— Material for this exercise —
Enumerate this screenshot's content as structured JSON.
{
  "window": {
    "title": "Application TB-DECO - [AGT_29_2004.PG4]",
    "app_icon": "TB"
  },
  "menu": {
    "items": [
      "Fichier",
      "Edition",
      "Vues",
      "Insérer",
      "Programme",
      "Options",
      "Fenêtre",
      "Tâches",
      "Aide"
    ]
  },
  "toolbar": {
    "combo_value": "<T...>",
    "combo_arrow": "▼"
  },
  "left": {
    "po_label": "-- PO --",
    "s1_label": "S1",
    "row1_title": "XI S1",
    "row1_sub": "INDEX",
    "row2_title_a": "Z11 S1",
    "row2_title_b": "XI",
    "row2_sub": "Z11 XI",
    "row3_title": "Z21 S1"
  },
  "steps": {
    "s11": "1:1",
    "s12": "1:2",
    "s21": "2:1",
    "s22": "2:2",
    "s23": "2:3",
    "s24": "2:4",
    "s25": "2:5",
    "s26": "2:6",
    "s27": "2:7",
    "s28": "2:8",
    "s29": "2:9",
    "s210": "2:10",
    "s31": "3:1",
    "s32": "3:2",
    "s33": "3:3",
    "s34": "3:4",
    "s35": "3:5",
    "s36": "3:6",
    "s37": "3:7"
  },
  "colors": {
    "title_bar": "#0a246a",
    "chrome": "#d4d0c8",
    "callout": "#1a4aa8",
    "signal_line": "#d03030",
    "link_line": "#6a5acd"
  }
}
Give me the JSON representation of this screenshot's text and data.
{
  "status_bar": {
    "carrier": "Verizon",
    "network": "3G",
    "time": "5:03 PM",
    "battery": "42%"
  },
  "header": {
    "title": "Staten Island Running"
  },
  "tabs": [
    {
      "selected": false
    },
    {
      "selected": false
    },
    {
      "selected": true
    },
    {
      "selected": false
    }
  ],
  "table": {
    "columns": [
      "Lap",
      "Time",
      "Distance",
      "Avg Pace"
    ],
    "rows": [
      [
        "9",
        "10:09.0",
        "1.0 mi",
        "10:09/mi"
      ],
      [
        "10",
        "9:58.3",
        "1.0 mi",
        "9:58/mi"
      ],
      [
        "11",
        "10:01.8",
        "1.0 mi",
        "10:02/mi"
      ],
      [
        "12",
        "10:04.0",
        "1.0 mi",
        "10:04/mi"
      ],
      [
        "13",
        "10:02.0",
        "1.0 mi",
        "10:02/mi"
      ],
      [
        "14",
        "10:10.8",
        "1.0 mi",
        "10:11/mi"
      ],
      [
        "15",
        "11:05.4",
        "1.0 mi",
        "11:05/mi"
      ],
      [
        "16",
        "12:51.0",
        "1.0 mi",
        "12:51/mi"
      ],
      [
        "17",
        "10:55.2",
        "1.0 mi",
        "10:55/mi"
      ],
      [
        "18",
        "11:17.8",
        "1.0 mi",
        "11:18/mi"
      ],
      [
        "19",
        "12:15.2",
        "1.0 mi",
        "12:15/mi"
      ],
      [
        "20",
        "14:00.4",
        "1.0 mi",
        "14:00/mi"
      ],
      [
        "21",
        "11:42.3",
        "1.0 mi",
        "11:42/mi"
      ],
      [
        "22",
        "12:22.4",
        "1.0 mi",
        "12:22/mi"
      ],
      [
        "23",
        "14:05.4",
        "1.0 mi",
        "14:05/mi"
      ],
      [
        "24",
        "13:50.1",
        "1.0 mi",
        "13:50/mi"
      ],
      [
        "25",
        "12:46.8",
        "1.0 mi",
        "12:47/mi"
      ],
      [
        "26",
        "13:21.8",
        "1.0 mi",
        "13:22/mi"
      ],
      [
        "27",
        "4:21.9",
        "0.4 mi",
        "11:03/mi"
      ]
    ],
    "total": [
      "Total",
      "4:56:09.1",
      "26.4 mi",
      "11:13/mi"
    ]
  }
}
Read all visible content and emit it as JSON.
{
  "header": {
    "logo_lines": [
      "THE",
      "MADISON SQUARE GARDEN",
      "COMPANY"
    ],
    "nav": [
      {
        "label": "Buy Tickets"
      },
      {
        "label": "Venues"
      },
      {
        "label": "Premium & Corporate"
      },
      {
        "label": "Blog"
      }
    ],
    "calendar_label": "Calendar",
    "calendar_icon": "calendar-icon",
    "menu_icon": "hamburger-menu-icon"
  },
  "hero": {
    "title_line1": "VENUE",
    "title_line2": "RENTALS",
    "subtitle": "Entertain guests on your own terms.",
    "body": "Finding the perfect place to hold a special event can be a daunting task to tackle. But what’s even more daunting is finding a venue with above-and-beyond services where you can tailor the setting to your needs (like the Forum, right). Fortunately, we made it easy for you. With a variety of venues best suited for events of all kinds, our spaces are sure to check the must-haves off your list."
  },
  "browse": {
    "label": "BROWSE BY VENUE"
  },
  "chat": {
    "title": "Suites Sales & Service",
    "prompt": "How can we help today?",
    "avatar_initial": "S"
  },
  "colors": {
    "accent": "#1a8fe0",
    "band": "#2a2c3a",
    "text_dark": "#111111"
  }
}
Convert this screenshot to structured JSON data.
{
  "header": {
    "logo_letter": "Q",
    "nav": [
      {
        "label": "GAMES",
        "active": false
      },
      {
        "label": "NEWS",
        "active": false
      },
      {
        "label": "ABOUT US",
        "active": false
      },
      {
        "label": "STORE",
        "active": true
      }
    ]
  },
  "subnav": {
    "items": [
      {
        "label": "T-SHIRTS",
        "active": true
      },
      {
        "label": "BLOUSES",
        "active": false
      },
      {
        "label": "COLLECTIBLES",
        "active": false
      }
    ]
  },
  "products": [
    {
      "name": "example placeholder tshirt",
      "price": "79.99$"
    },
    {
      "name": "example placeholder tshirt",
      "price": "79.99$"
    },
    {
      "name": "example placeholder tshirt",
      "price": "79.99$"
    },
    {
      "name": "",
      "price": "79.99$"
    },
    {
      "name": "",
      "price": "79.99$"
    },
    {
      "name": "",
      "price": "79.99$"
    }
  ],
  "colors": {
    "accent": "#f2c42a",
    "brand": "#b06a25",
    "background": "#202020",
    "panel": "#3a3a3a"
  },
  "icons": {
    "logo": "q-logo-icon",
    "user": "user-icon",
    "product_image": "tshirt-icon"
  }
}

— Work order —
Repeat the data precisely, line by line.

— Response to this task —
Enumerate this screenshot's content as structured JSON.
{
  "window": {
    "title": "Application TB-DECO - [AGT_29_2004.PG4]",
    "app_icon": "TB"
  },
  "menu": {
    "items": [
      "Fichier",
      "Edition",
      "Vues",
      "Insérer",
      "Programme",
      "Options",
      "Fenêtre",
      "Tâches",
      "Aide"
    ]
  },
  "toolbar": {
    "combo_value": "<T...>",
    "combo_arrow": "▼"
  },
  "left": {
    "po_label": "-- PO --",
    "s1_label": "S1",
    "row1_title": "XI S1",
    "row1_sub": "INDEX",
    "row2_title_a": "Z11 S1",
    "row2_title_b": "XI",
    "row2_sub": "Z11 XI",
    "row3_title": "Z21 S1"
  },
  "steps": {
    "s11": "1:1",
    "s12": "1:2",
    "s21": "2:1",
    "s22": "2:2",
    "s23": "2:3",
    "s24": "2:4",
    "s25": "2:5",
    "s26": "2:6",
    "s27": "2:7",
    "s28": "2:8",
    "s29": "2:9",
    "s210": "2:10",
    "s31": "3:1",
    "s32": "3:2",
    "s33": "3:3",
    "s34": "3:4",
    "s35": "3:5",
    "s36": "3:6",
    "s37": "3:7"
  },
  "colors": {
    "title_bar": "#0a246a",
    "chrome": "#d4d0c8",
    "callout": "#1a4aa8",
    "signal_line": "#d03030",
    "link_line": "#6a5acd"
  }
}
Give me the JSON representation of this screenshot's text and data.
{
  "status_bar": {
    "carrier": "Verizon",
    "network": "3G",
    "time": "5:03 PM",
    "battery": "42%"
  },
  "header": {
    "title": "Staten Island Running"
  },
  "tabs": [
    {
      "selected": false
    },
    {
      "selected": false
    },
    {
      "selected": true
    },
    {
      "selected": false
    }
  ],
  "table": {
    "columns": [
      "Lap",
      "Time",
      "Distance",
      "Avg Pace"
    ],
    "rows": [
      [
        "9",
        "10:09.0",
        "1.0 mi",
        "10:09/mi"
      ],
      [
        "10",
        "9:58.3",
        "1.0 mi",
        "9:58/mi"
      ],
      [
        "11",
        "10:01.8",
        "1.0 mi",
        "10:02/mi"
      ],
      [
        "12",
        "10:04.0",
        "1.0 mi",
        "10:04/mi"
      ],
      [
        "13",
        "10:02.0",
        "1.0 mi",
        "10:02/mi"
      ],
      [
        "14",
        "10:10.8",
        "1.0 mi",
        "10:11/mi"
      ],
      [
        "15",
        "11:05.4",
        "1.0 mi",
        "11:05/mi"
      ],
      [
        "16",
        "12:51.0",
        "1.0 mi",
        "12:51/mi"
      ],
      [
        "17",
        "10:55.2",
        "1.0 mi",
        "10:55/mi"
      ],
      [
        "18",
        "11:17.8",
        "1.0 mi",
        "11:18/mi"
      ],
      [
        "19",
        "12:15.2",
        "1.0 mi",
        "12:15/mi"
      ],
      [
        "20",
        "14:00.4",
        "1.0 mi",
        "14:00/mi"
      ],
      [
        "21",
        "11:42.3",
        "1.0 mi",
        "11:42/mi"
      ],
      [
        "22",
        "12:22.4",
        "1.0 mi",
        "12:22/mi"
      ],
      [
        "23",
        "14:05.4",
        "1.0 mi",
        "14:05/mi"
      ],
      [
        "24",
        "13:50.1",
        "1.0 mi",
        "13:50/mi"
      ],
      [
        "25",
        "12:46.8",
        "1.0 mi",
        "12:47/mi"
      ],
      [
        "26",
        "13:21.8",
        "1.0 mi",
        "13:22/mi"
      ],
      [
        "27",
        "4:21.9",
        "0.4 mi",
        "11:03/mi"
      ]
    ],
    "total": [
      "Total",
      "4:56:09.1",
      "26.4 mi",
      "11:13/mi"
    ]
  }
}
Read all visible content and emit it as JSON.
{
  "header": {
    "logo_lines": [
      "THE",
      "MADISON SQUARE GARDEN",
      "COMPANY"
    ],
    "nav": [
      {
        "label": "Buy Tickets"
      },
      {
        "label": "Venues"
      },
      {
        "label": "Premium & Corporate"
      },
      {
        "label": "Blog"
      }
    ],
    "calendar_label": "Calendar",
    "calendar_icon": "calendar-icon",
    "menu_icon": "hamburger-menu-icon"
  },
  "hero": {
    "title_line1": "VENUE",
    "title_line2": "RENTALS",
    "subtitle": "Entertain guests on your own terms.",
    "body": "Finding the perfect place to hold a special event can be a daunting task to tackle. But what’s even more daunting is finding a venue with above-and-beyond services where you can tailor the setting to your needs (like the Forum, right). Fortunately, we made it easy for you. With a variety of venues best suited for events of all kinds, our spaces are sure to check the must-haves off your list."
  },
  "browse": {
    "label": "BROWSE BY VENUE"
  },
  "chat": {
    "title": "Suites Sales & Service",
    "prompt": "How can we help today?",
    "avatar_initial": "S"
  },
  "colors": {
    "accent": "#1a8fe0",
    "band": "#2a2c3a",
    "text_dark": "#111111"
  }
}
Convert this screenshot to structured JSON data.
{
  "header": {
    "logo_letter": "Q",
    "nav": [
      {
        "label": "GAMES",
        "active": false
      },
      {
        "label": "NEWS",
        "active": false
      },
      {
        "label": "ABOUT US",
        "active": false
      },
      {
        "label": "STORE",
        "active": true
      }
    ]
  },
  "subnav": {
    "items": [
      {
        "label": "T-SHIRTS",
        "active": true
      },
      {
        "label": "BLOUSES",
        "active": false
      },
      {
        "label": "COLLECTIBLES",
        "active": false
      }
    ]
  },
  "products": [
    {
      "name": "example placeholder tshirt",
      "price": "79.99$"
    },
    {
      "name": "example placeholder tshirt",
      "price": "79.99$"
    },
    {
      "name": "example placeholder tshirt",
      "price": "79.99$"
    },
    {
      "name": "",
      "price": "79.99$"
    },
    {
      "name": "",
      "price": "79.99$"
    },
    {
      "name": "",
      "price": "79.99$"
    }
  ],
  "colors": {
    "accent": "#f2c42a",
    "brand": "#b06a25",
    "background": "#202020",
    "panel": "#3a3a3a"
  },
  "icons": {
    "logo": "q-logo-icon",
    "user": "user-icon",
    "product_image": "tshirt-icon"
  }
}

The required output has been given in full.